BY THE VILLAGE SUN | Little Italy’s Most Precious Blood Church officially has been severed from the nearby Basilica of Old St. Patrick’s Cathedral — and that’s a good thing, according to some advocates for the former.
On Jan. 4, leading members of the Most Precious Blood congregation — including John Fratta, Vivian Catanacio and Emily DePalo — issued a statement, thanking Cardinal Timothy Dolan for the development.
Three days earlier, Dolan, the archbishop of New York had issued “a decree rescinding the merger of the territorial parish of the Basilica of Old St. Patrick’s Cathedral and the personal parish of Most Precious Blood,” the statement said. “Cardinal Dolan has graciously returned the parish to her rightful owners: namely, the parishioners of the Little Italy Community in New York City.
“Most Precious Blood Parish was built in the early 1890s by our Italian ancestors because, at that time, they were not welcome at Old St. Patrick’s Cathedral and had to attend Mass in the basement. So, these poor, uneducated, but proud and skilled Italians built their own parish.”
The two houses of worship are about an 11-minute walk apart from each other.
Most Precious Blood is the National Shrine of Saint Gennaro a.k.a. San Gennaro, the patron saint of Naples. This year the Feast of San Gennaro will celebrate its 98th year with a High Mass on Sept. 19, the Feast Day of Saint Gennaro. The church contains a relic of the saint, who was martyred by the Romans — a vial of his dried blood.
“Millions of people from all over the world come to Most Precious Blood to celebrate Saint Gennaro and marvel at this beautiful parish with its frescoes and statues of saints, original portraits, especially knowing the history,” the statement said, adding, “We invite everyone to celebrate the return of our beloved parish with us.”
Since 1996 Figli di San Gennaro, the annual festival’s organizer, has donated thousands of dollars to Most Precious Blood Church. This year, following another successful feast, the group is set to donate $50,000 toward the support of Most Precious Blood, “to be used in any way necessary.”
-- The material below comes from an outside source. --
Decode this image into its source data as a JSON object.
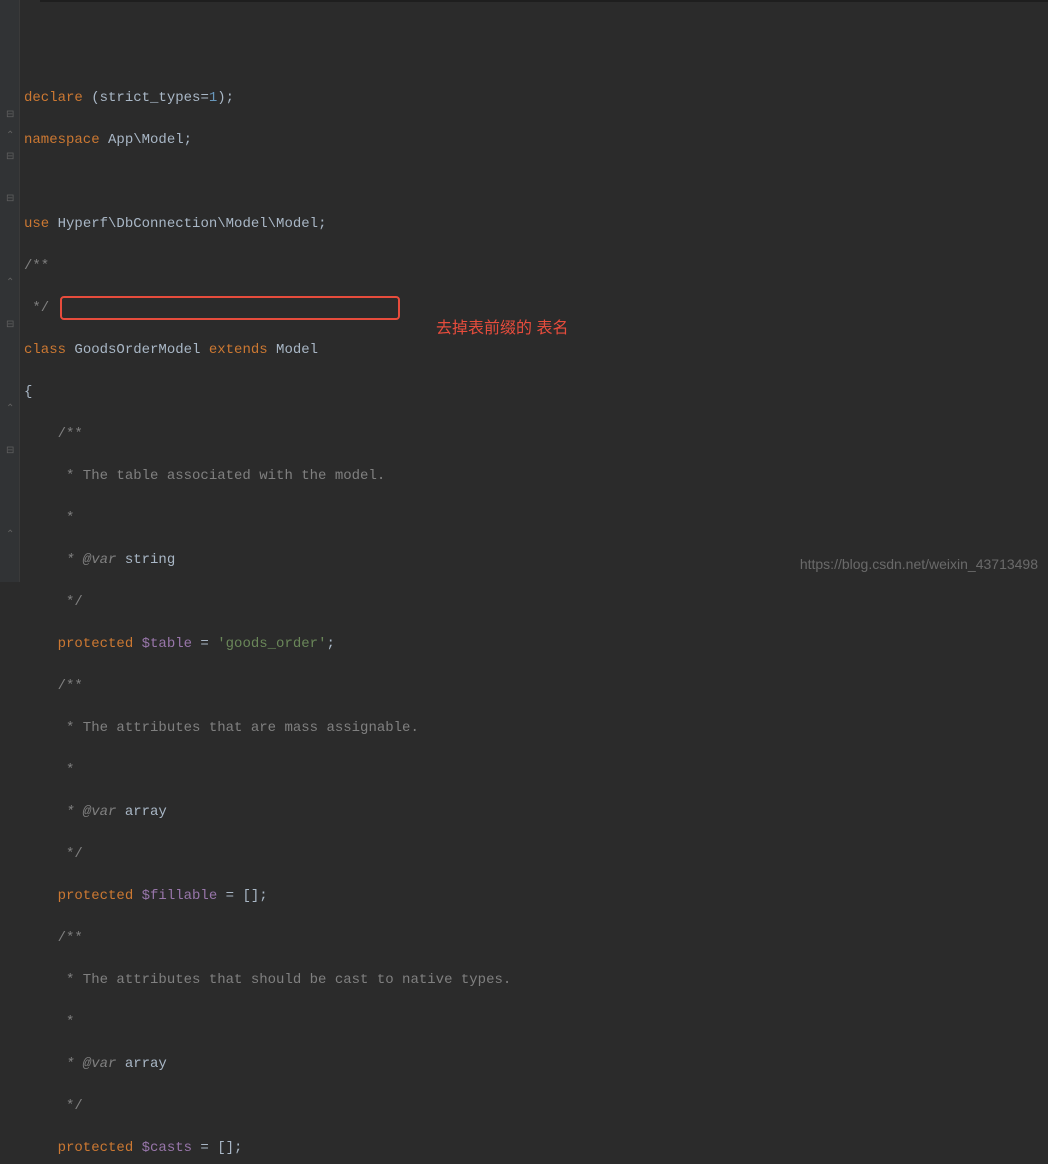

“We thank God and Cardinal Dolan for answering our prayers at a time when so many churches are being closed around us,” the statement said.
Apparently, though, there are questions about whether the historic church, in fact, is up for sale — the thinking being that ending the 10-year-old merger between the two houses of worship actually might be opening the door to that possibility.
According to Our Town, “The Friends of Most Precious Blood, a recently formed not for profit, were said to be worried that the dissolution of the merger was a step toward selling the church property and ending the parish.”
However, Joseph Zwilling, the archdiocese’s spokesperson, told that newspaper, “The building is not for sale.”